The notion that the Framers of the Constitution intended to allow a minority in the U.S. Senate to exercise a veto power over legislation and presidential appointments is not only profoundly undemocratic, it is also a myth. The overwhelming trend of law review articles have assumed that because the Constitution grants to each house the power to make its own rules, the Senate filibuster rule is immune from constitutional attack. This Article takes an opposite position based on the often overlooked history of the filibuster, the text of the Constitution and the relevant court precedents which demonstrate that the constitutionality of the Senate filibuster rule is not, as many have assumed, a political question that is beyond the jurisdiction of the federal courts..
This Article proceeds in four parts. Part I traces the history of the filibuster, documents the recent surge in filibusters and explains why the rules of the Senate, including the filibuster rule, cannot be amended by a simple majority vote as can the rules of the House of Representatives. The Senate filibuster rule is responsible for much of the partisan gridlock in Congress, and has replaced majority rule with a tyranny of the minority. The Senate is incapable of reforming its rules for the same reasons that state legislatures and Congress refused to reform of the apportionment of state legislative and congressional districts. If reform is to come, it will not come from within the Senate ,and can only come from the courts as occurred in the case of congressional and state legislative districts, the one-house veto, and the line-item veto cases.
Part II examines the historical evidence that reveals that there was no “right” of unlimited debate at the time the Constitution was adopted and that the filibuster is nothing more than an unintended consequence of a decision by the Senate to delete the previous question motion from its rules in 1806. That decision was based on the naïve assumption that the rule was unnecessary because Senators were gentlemen who would never attempt to obstruct the business of the Senate by abusing the privilege of debate. This Part examines the filibuster in the light of the debates at the Federal Convention, the Federalists Papers and the express language of Article I the Constitution all of which were premised on the democratic principle of majority rule. When the Framers of the Constitution intended to condition action on a vote or more than a simple majority of the House or Senate, they did so expressly in six carefully defined exceptions—and significantly rejected the only proposals at the Federal Convention that would have prohibited a simple majority from passing legislation prior to its presentation to the President. Although defenders of the filibuster argue that the Constitution gives each house the power to make its own rules, this power is not absolute. The Supreme Court ruled over a century ago that this rule-making power does not include the power to adopt rules that violate other provisions of the Constitution. Finally, this Part also argues that Senate Rule V, which provides that the rules of the Senate to continue from one Senate to the next and prohibits the Senate from amending its own rules without a two-thirds vote, is also unconstitutional.
In Part III, I confront the skeptics who contend that the federal courts are barred by the separation of powers and the political question doctrines from ruling on the merits of the constitutionality of the rules of the Senate.
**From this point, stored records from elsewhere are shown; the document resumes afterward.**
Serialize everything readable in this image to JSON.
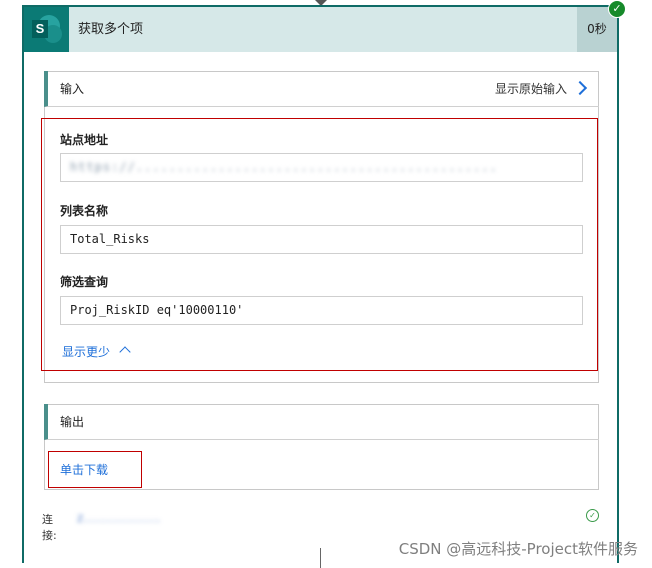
{
  "action": {
    "title": "获取多个项",
    "duration": "0秒",
    "icon": "sharepoint-icon",
    "status_icon": "success-check-icon"
  },
  "input": {
    "header": "输入",
    "raw_link": "显示原始输入",
    "fields": [
      {
        "label": "站点地址",
        "value": "https://............................................",
        "blurred": true
      },
      {
        "label": "列表名称",
        "value": "Total_Risks"
      },
      {
        "label": "筛选查询",
        "value": "Proj_RiskID eq'10000110'"
      }
    ],
    "show_less": "显示更少"
  },
  "output": {
    "header": "输出",
    "download": "单击下载"
  },
  "connection": {
    "label": "连接:",
    "value": "z................",
    "status_icon": "connection-ok-icon"
  },
  "watermark": "CSDN @高远科技-Project软件服务",
  "colors": {
    "accent": "#0b7a75",
    "link": "#1e6fd9",
    "highlight_frame": "#c00000"
  }
}
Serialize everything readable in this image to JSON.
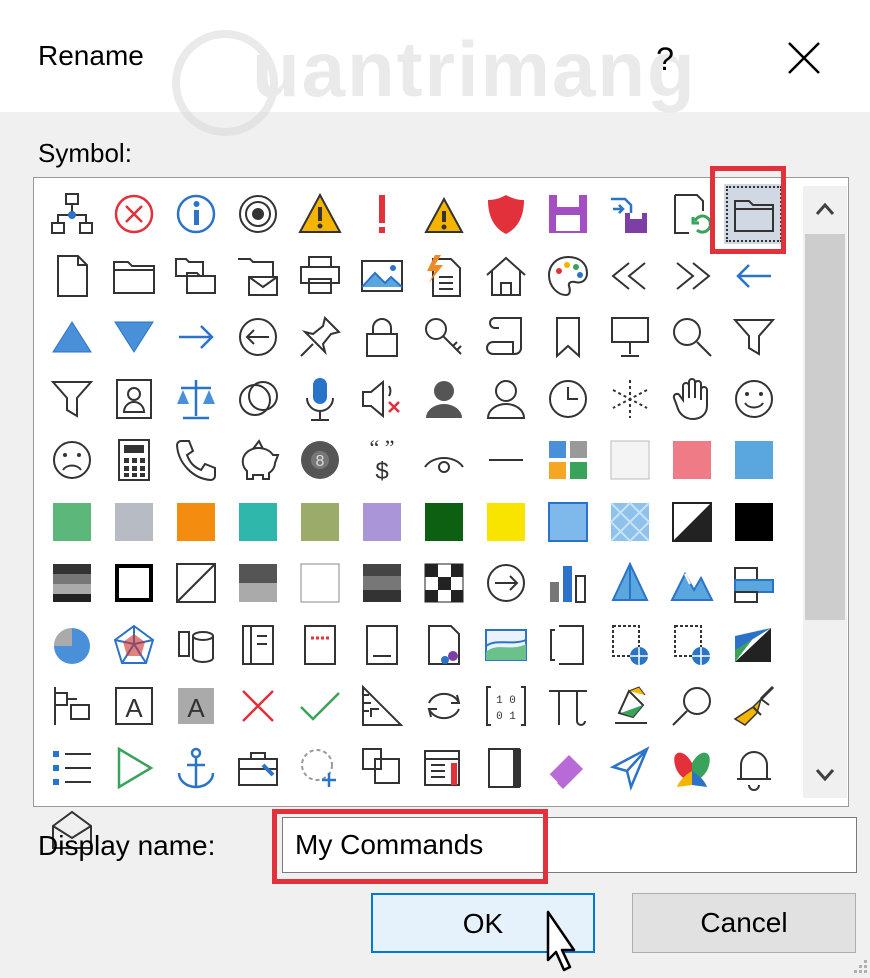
{
  "dialog": {
    "title": "Rename",
    "help_label": "?",
    "close_icon": "close-icon"
  },
  "watermark": {
    "text": "uantrimang",
    "icon": "lightbulb-icon"
  },
  "symbol": {
    "label": "Symbol:",
    "selected_index": 11,
    "icons": [
      "org-chart",
      "error-circle",
      "info-circle",
      "target",
      "warning",
      "exclamation",
      "warning-small",
      "shield",
      "save-purple",
      "save-transfer",
      "save-refresh",
      "folder-window",
      "document",
      "folder",
      "folder-copy",
      "folder-mail",
      "printer",
      "picture",
      "document-lightning",
      "home",
      "palette",
      "double-arrow-left",
      "double-arrow-right",
      "arrow-left",
      "triangle-up",
      "triangle-down",
      "arrow-right",
      "circle-arrow-left",
      "pin",
      "lock",
      "key",
      "scroll",
      "bookmark",
      "presentation",
      "search",
      "filter",
      "filter-2",
      "contact-card",
      "scales",
      "no-entry",
      "microphone",
      "volume-mute",
      "user-filled",
      "user",
      "clock",
      "snowflake",
      "hand",
      "smile",
      "frown",
      "calculator",
      "phone",
      "piggy-bank",
      "ball-8",
      "quote-dollar",
      "eye",
      "dash",
      "grid-color",
      "square-white",
      "square-pink",
      "square-blue",
      "square-green",
      "square-gray",
      "square-orange",
      "square-teal",
      "square-olive",
      "square-lavender",
      "square-dark-green",
      "square-yellow",
      "square-light-blue",
      "square-pattern",
      "square-half",
      "square-black",
      "gradient-gray",
      "square-border-black",
      "square-diagonal",
      "gradient-gray-2",
      "square-white-2",
      "gradient-dark",
      "checkerboard",
      "circle-arrow-right",
      "bar-chart",
      "prism",
      "mountains",
      "stack-boxes",
      "pie-chart",
      "radar",
      "database",
      "notebook",
      "book",
      "document-lines",
      "document-user",
      "landscape",
      "bracket-document",
      "document-globe",
      "document-globe-2",
      "diagonal-banner",
      "flow",
      "text-box",
      "text-box-gray",
      "x-red",
      "checkmark",
      "ruler",
      "refresh",
      "binary",
      "pi",
      "bucket",
      "magnifier",
      "paintbrush",
      "list-bullets",
      "play-triangle",
      "anchor",
      "toolbox",
      "dashed-circle-add",
      "copy-doc",
      "calendar-doc",
      "notebook-2",
      "eraser",
      "paper-plane",
      "butterfly",
      "bell",
      "envelope-open"
    ]
  },
  "scrollbar": {
    "up_icon": "chevron-up-icon",
    "down_icon": "chevron-down-icon"
  },
  "display_name": {
    "label": "Display name:",
    "value": "My Commands"
  },
  "buttons": {
    "ok": "OK",
    "cancel": "Cancel"
  },
  "colors": {
    "highlight": "#e2313b",
    "accent": "#0078d7"
  }
}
The Supreme Court ruled in 1892, however, that the question of whether a House rule violated other provisions of the Constitution was a matter for the federal courts. Part III also addresses the issue of standing on which previous challenges to the Senate filibuster rule have foundered. This Part demonstrates that there are a number of potential plaintiffs with standing, including the Vice President, sitting members of the Senate and the House, individuals who would have been direct beneficiaries of measures that passed the House but died in the Senate, presidential appointees whose nominations were denied a confirmation vote as a result of actual or threatened filibusters, and organizations such as Common Cause. These individuals and entities have all been directly injured and would have standing to challenge the Senate filibuster rule. Part III also explains that the courts are fully capable of granting complete relief without “rewriting” the rules of the Senate, simply by the entry of a declaratory judgment declaring the supermajority vote portions of Rule XXII unconstitutional.
Part IV address the common arguments espoused in favor of the filibuster, such as the contention that it prevents the passage of hastily adopted legislation, promotes compromise, and prevents the “tyranny of the majority.” I also address the unfounded contentions that “we have always had a filibuster” and “it’s only a rule of procedure.” Lastly, I answer the argument that the “remedial discretion” doctrine, a doctrine unique to the U.S. Court of Appeals for the D.C. Circuit, would doom any legal challenge to the filibuster.
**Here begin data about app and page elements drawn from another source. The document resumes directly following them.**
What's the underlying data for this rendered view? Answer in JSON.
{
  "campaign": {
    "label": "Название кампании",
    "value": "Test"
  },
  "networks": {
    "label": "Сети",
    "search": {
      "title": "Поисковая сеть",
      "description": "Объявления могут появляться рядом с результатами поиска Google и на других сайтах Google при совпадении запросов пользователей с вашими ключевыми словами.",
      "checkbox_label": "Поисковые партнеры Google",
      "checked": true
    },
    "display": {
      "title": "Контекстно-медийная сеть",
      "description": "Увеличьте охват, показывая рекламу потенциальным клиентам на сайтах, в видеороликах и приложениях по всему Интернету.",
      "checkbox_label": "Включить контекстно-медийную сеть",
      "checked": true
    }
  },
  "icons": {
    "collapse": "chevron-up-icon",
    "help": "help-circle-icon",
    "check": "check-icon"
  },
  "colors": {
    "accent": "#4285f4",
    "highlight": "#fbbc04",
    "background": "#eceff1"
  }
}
The filibuster is unconstitutional. The arguments to the contrary are weak. And the courts have both the power and duty to strike down the Senate Rules that conflict with the Constitution.
- Rule XXII
Available at: http://works.bepress.com/emmet_bondurant/1/